When using warp modifier, is there a way to keep the warping speed constant?


You can see below what effect I’m achieving using the warp modifier:


What’s essentially being done here is the radius of the warp modifier is keyframed to gradually increase. You can check it in the .blend file:

What’s also important to mention is that there’s a custom falloff curve used in the warp modifier, and the increase of the radius isn’t completely linear/constant either. That is so I can control how much of the mesh is being warped to the destination over time.


What I’d also like to happen, is for all of the vertices to have a constant speed during the warping process, which is currently not the case. It seems like it starts off at a certain speed, and gradually slows down as the radius increases.

The problem, as far as I can tell, seems to be that as the radius of the warp modifier gets bigger, it’s influence on the mesh becomes weaker. But I’m not sure if that’s the case.

But what I can tell for sure is that how quickly the radius increases, directly influences how fast the vertices move from A to B. Which is not what I want. I simply want to control how much of the mesh is being warped, not how fast .

Idea I had:

So, I’m not sure if the warp modifier is the best to use in this case, but I’m really not sure what else to use to get this result. One idea I had however, is to take the original mesh, and and scale it proportionally, to get an object like so:


Then I can animate it’s location to get a constant speed, and somehow flatten it back out when it “hits” the destination object, but I’m not sure if that’s even possible. Plus it would remove a lot of the parameters that I could control, so I don’t know.

So, if you know a solution to this, please let me know!


(note: this has been copied over from blender stack exchange where I originally asked this question)

If you want a constant velocity from a single transformation, you can’t animate the radius. That’s all there is to it. A constant velocity, starting at different times as it would with an animated radius, requires multiple transformations. (Multiple modifiers or whatever.)

If your proportional editing thing does what you want, and your only problem is how to flatten it out, you could consider animating shapekey 0->1, followed by animating it 1->0 and moving the object, both with linear interpolation. Shapekeys are just translation, and so undoing the shapekey at the same time that you translate the whole thing, will flatten it out with however you set your interpolation for those f-curves.
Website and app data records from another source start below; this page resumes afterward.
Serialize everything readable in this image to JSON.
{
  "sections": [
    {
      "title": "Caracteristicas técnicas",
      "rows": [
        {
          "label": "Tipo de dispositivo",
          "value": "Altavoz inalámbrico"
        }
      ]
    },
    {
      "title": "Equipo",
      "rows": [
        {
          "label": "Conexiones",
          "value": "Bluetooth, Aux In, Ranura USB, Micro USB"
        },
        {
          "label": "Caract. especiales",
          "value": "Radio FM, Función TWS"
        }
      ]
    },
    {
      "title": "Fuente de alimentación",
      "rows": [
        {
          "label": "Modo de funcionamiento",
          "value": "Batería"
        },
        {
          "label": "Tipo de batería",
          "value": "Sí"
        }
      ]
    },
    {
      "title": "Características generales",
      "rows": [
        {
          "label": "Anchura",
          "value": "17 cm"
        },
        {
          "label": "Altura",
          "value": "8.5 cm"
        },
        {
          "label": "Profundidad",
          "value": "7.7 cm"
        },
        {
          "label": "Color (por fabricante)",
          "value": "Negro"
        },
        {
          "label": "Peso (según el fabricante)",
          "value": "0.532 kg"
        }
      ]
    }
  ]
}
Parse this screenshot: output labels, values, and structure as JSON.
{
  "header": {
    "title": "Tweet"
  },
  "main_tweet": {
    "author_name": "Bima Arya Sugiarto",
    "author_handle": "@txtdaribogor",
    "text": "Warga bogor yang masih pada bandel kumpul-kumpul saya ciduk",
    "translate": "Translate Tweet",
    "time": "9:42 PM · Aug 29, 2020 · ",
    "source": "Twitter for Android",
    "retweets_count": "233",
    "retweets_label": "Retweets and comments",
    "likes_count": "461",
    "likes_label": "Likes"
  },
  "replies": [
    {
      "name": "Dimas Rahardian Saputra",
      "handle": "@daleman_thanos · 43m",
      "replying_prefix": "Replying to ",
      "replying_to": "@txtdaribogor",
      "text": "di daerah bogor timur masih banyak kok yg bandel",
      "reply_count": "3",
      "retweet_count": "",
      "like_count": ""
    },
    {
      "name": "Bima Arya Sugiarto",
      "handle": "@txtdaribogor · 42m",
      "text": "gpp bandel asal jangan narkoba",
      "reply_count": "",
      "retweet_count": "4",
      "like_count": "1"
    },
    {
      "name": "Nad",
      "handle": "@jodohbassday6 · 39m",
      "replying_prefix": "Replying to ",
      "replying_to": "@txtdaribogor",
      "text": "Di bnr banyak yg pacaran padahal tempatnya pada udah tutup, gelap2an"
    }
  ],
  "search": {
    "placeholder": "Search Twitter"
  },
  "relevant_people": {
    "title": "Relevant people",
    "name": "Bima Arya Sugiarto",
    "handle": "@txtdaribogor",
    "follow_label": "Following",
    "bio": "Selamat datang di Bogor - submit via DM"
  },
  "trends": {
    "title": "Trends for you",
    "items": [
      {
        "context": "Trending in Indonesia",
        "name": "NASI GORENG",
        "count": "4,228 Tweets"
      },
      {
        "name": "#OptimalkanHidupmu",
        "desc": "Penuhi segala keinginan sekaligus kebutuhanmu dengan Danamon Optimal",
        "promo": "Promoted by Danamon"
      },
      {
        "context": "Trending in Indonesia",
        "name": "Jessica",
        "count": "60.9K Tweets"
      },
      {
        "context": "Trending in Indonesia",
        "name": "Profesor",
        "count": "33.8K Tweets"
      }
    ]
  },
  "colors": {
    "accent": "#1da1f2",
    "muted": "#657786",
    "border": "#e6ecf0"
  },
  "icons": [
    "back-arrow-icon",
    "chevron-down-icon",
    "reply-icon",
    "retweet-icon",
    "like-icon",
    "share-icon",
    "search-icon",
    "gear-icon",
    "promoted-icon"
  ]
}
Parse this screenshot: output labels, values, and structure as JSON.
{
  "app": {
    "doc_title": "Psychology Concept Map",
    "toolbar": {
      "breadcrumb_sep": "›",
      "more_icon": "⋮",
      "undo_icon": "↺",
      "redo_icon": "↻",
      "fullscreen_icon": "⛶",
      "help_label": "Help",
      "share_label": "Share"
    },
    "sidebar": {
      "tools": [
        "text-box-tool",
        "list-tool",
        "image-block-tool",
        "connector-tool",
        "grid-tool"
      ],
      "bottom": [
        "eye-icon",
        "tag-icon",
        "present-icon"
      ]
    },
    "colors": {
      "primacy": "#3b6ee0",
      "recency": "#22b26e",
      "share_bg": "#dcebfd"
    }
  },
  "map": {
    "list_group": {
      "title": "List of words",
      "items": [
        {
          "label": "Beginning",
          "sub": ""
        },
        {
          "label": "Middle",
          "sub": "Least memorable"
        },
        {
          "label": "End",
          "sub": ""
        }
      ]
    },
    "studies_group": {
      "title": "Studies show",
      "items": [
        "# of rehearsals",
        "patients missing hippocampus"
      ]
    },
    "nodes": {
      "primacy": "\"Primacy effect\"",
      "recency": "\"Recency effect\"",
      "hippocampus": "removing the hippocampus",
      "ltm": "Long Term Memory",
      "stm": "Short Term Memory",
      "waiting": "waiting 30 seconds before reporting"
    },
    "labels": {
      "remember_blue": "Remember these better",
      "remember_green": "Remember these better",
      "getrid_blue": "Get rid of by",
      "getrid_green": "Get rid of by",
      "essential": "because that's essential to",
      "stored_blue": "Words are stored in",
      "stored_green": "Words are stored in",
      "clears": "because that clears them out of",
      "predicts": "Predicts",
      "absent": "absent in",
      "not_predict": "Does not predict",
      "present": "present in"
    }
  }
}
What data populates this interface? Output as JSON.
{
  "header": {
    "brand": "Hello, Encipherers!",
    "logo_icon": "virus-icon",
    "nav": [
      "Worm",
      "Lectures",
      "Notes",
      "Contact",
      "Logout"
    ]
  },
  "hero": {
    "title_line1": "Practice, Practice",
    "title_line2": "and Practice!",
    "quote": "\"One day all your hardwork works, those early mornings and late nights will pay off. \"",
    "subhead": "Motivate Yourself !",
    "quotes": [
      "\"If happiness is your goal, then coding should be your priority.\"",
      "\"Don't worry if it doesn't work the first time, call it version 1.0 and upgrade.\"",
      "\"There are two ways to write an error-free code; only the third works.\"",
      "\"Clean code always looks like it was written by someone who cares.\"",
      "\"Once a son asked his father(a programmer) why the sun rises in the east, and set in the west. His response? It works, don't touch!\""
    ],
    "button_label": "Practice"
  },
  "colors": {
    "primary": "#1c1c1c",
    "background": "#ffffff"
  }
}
Another option here is an armature. You can paint a linear gradient, centered on the midline, and then normalize the weights of a second bone around that. Then you move one bone to stretch it out (with whatever interpolation mode is set for that bone) and another bone to unstretch it (again, with whatever interpolation mode you want.)